## Exercise goal:
Wherever "views" appears in a line of the records below, count that line, and report only the number.

══ Available data

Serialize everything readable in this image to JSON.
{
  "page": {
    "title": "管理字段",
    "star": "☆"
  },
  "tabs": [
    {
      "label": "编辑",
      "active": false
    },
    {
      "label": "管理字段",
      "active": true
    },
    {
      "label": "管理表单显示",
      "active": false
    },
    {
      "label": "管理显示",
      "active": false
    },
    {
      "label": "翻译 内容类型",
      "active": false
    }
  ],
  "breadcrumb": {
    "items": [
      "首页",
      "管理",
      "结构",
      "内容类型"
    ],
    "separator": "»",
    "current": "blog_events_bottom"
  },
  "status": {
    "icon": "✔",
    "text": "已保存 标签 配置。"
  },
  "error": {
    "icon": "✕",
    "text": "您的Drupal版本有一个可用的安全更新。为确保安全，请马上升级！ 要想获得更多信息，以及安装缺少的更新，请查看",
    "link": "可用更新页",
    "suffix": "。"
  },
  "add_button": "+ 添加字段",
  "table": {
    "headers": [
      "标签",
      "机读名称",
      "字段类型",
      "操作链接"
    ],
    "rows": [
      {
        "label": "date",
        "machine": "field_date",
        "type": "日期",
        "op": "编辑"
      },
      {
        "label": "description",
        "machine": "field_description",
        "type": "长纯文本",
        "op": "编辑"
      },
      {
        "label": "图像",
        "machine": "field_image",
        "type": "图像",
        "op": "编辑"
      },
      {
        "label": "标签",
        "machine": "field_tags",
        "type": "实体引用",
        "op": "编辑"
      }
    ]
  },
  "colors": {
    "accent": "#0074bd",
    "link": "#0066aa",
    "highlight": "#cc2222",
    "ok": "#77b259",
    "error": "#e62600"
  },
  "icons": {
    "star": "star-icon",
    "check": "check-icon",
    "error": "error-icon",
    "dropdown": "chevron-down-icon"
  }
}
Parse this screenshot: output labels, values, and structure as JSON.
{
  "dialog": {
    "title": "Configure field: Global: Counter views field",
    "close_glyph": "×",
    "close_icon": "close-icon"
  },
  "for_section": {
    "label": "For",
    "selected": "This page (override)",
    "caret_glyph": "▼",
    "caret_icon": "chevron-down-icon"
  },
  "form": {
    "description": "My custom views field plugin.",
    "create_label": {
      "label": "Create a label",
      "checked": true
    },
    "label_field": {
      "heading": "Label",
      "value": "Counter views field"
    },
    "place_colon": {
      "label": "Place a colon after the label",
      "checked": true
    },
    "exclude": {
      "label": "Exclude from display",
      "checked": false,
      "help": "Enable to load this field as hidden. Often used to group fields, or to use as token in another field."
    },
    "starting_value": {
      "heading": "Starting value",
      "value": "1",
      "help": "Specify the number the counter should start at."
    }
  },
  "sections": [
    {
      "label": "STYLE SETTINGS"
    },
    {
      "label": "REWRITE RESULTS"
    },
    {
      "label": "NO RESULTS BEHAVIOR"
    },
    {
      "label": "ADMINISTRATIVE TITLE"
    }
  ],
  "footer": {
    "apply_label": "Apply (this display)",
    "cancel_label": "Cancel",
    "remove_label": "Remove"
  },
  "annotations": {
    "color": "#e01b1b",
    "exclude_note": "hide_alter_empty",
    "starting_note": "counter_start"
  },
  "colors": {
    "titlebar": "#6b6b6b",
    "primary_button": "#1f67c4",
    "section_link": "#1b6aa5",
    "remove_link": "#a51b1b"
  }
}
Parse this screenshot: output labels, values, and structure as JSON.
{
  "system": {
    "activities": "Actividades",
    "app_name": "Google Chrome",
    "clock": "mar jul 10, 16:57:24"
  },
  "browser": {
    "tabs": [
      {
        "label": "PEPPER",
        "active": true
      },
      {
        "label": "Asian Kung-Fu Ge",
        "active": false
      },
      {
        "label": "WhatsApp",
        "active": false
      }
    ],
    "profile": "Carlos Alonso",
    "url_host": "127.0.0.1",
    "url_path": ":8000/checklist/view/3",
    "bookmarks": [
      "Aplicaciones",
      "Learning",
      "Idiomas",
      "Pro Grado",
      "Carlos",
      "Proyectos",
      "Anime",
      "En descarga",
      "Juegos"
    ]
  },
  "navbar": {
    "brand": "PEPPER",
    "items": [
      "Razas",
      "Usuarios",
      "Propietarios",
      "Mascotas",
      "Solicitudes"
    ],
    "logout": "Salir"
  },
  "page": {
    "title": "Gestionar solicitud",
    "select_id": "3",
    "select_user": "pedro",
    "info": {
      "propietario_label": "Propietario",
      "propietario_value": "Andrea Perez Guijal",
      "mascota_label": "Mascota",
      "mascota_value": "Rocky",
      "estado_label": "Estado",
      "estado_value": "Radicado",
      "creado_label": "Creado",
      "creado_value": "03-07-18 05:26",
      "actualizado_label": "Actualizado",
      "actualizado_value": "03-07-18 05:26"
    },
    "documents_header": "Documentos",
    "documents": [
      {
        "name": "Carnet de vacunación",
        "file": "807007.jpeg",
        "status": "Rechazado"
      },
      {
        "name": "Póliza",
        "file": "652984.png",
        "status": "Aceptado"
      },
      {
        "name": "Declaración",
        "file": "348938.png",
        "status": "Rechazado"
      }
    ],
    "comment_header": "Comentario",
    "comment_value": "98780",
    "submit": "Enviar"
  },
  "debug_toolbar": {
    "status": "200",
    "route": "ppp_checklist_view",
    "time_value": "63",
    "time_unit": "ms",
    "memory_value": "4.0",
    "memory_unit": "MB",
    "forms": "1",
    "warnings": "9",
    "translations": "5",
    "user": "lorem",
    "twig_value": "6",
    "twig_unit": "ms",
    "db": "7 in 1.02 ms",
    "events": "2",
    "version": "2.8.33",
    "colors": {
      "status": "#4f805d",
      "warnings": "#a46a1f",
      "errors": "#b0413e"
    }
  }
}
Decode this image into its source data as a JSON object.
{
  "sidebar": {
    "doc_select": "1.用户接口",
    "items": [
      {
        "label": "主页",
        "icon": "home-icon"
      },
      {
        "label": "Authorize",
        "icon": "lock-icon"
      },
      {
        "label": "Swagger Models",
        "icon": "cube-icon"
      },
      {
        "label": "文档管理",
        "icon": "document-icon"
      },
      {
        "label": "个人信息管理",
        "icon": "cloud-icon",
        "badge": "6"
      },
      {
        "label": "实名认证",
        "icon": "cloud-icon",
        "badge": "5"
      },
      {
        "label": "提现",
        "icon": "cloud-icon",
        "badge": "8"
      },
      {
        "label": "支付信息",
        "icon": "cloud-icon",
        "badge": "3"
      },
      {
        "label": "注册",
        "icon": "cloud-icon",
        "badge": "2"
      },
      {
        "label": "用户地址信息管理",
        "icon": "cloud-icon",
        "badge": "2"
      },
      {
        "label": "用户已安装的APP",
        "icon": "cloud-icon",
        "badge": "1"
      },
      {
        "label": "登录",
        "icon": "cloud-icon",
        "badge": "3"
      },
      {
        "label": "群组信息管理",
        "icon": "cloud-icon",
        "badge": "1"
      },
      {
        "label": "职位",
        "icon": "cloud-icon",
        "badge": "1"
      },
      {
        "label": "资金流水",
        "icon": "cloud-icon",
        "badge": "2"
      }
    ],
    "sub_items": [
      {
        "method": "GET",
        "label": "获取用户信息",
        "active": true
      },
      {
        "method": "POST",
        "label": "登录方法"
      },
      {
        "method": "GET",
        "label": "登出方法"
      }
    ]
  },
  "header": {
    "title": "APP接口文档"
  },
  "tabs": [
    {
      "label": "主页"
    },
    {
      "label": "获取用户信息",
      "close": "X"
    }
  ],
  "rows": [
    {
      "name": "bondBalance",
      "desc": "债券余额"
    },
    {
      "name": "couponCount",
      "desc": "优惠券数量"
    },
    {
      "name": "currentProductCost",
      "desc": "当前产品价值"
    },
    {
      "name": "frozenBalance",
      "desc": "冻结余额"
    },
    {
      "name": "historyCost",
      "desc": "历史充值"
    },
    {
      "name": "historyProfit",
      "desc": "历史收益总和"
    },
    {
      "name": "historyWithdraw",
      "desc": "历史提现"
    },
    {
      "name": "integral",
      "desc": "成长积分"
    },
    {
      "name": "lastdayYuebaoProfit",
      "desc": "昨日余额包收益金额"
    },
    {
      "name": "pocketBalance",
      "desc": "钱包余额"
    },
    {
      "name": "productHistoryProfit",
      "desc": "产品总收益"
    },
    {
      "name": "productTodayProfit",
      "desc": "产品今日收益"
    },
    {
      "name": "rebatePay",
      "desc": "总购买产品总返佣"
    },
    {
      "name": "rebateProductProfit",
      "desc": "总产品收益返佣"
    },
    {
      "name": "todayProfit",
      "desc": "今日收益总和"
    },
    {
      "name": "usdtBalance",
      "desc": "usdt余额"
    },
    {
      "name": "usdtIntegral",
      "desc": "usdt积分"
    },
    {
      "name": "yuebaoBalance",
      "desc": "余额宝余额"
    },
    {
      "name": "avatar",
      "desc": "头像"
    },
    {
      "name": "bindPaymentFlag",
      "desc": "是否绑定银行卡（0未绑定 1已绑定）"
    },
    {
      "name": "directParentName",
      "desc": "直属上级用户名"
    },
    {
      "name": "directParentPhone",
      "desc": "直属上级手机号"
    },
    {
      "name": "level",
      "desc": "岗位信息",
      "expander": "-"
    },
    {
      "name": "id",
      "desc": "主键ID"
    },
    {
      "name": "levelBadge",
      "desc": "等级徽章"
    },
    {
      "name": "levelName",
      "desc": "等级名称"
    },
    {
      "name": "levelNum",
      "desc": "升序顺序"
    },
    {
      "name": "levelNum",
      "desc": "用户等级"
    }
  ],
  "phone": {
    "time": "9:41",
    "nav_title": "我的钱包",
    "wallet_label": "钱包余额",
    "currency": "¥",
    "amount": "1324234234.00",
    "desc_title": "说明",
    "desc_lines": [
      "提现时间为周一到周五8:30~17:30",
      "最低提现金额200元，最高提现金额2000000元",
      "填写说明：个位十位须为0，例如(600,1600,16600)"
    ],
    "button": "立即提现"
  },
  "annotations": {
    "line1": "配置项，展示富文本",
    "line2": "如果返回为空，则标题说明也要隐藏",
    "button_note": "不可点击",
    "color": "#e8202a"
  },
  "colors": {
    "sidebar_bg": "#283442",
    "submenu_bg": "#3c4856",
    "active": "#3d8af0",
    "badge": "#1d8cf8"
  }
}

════

## Expected answer:
3